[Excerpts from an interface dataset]
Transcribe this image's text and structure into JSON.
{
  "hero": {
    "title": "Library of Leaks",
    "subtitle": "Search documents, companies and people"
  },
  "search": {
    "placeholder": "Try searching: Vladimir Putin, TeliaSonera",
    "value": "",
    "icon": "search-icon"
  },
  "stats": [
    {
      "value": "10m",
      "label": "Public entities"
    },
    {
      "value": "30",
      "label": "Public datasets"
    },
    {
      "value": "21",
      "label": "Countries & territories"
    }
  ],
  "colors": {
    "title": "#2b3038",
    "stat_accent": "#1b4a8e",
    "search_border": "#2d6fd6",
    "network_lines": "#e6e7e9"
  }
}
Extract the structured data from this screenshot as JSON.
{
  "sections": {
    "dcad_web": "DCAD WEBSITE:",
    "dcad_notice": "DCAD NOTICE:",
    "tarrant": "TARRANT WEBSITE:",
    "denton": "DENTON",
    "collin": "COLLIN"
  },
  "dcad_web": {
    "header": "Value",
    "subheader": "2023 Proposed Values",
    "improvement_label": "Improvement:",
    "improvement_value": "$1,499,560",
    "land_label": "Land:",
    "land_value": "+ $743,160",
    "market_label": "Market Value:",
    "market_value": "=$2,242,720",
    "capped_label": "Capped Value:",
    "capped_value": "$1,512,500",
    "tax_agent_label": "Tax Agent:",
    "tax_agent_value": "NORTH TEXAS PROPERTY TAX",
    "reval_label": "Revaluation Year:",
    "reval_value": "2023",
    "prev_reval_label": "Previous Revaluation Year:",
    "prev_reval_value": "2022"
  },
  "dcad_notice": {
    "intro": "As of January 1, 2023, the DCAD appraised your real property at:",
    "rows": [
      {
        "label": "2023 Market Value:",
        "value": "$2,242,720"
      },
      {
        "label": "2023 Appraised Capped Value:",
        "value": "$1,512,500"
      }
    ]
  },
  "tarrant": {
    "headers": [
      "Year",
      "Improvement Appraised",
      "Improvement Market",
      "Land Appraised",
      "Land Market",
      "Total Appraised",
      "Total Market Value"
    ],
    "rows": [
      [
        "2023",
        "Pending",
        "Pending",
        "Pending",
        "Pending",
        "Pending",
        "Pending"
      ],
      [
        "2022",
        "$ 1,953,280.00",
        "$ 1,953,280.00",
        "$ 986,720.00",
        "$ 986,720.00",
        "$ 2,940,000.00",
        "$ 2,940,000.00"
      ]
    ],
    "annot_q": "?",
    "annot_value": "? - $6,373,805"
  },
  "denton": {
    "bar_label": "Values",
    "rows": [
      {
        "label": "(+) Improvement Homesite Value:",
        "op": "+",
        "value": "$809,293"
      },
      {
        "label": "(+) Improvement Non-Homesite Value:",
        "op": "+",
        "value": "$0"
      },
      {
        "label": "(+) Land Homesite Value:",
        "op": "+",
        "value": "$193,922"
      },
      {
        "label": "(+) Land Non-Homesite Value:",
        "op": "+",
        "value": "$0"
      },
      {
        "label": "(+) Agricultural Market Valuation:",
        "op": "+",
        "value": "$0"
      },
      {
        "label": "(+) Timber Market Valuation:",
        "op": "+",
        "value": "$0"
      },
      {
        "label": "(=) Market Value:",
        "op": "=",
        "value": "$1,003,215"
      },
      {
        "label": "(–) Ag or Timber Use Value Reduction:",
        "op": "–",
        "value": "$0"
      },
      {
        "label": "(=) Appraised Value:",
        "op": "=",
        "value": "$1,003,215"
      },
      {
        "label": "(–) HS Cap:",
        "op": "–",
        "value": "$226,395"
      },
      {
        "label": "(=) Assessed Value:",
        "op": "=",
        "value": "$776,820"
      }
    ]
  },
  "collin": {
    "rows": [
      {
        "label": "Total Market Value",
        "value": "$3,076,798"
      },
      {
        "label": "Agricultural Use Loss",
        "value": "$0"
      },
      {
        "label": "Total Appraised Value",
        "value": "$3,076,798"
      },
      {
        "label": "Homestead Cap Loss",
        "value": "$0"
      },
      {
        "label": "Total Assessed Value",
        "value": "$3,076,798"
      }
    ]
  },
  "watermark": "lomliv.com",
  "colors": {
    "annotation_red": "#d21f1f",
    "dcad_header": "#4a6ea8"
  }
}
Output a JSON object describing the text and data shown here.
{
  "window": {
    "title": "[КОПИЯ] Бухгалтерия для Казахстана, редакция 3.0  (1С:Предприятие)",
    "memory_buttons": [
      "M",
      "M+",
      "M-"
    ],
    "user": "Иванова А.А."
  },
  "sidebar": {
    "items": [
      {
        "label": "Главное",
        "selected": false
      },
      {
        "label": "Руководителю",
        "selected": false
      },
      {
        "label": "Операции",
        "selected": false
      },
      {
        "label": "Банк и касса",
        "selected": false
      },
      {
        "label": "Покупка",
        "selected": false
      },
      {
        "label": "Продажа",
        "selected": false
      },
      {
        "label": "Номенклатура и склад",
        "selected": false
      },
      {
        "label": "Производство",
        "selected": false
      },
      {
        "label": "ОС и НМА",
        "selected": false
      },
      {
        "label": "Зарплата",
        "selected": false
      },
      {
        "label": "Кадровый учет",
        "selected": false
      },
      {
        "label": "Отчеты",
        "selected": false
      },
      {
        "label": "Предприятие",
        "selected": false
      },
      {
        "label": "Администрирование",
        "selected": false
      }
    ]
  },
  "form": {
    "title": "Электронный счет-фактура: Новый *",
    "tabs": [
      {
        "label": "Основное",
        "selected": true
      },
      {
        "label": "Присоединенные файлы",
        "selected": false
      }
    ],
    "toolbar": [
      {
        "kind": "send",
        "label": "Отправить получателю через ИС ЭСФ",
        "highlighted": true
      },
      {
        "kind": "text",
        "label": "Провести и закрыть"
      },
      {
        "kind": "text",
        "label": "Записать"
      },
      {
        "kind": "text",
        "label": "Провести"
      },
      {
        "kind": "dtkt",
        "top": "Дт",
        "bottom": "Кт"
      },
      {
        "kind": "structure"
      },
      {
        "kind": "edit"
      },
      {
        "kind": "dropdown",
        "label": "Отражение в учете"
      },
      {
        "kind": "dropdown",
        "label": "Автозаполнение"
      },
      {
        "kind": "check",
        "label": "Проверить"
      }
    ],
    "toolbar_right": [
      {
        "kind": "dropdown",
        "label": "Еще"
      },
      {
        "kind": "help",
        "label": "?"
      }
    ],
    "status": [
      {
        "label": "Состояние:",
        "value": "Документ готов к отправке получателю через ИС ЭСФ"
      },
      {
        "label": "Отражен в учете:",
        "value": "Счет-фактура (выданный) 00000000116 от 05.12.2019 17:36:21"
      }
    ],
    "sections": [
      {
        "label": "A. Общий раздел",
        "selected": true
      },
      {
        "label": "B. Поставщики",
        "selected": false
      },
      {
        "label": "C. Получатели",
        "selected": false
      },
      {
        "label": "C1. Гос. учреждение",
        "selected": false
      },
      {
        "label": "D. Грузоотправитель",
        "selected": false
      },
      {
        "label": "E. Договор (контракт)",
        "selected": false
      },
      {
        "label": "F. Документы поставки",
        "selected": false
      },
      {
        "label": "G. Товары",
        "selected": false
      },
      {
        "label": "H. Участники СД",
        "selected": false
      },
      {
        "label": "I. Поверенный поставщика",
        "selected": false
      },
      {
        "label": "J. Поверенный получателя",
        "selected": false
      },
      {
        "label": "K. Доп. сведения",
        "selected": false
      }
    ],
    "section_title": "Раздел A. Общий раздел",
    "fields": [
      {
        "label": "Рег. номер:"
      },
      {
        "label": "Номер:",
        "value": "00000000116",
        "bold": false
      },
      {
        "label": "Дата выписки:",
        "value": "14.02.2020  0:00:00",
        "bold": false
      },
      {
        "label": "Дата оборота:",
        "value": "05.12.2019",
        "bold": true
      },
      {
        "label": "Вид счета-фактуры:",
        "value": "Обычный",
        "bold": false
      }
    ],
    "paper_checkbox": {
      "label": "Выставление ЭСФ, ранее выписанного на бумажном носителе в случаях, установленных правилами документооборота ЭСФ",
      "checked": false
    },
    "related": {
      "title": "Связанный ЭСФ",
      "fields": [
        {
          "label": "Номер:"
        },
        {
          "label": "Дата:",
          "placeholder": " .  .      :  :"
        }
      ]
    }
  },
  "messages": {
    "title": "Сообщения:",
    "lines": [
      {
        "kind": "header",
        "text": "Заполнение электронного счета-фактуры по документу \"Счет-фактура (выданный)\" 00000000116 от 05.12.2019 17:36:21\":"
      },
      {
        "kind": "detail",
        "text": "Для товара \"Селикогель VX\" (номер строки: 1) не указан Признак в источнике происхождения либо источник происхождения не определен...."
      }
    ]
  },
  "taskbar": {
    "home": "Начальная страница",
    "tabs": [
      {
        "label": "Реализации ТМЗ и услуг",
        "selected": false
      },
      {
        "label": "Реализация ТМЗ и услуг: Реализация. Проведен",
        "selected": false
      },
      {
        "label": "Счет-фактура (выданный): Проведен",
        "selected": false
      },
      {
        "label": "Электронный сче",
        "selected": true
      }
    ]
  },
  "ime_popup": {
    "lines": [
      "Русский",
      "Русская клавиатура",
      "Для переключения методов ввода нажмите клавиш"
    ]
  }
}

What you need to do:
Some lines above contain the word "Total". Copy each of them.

Expected answer:
      "Total Appraised",
      "Total Market Value"
        "label": "Total Market Value",
        "label": "Total Appraised Value",
        "label": "Total Assessed Value",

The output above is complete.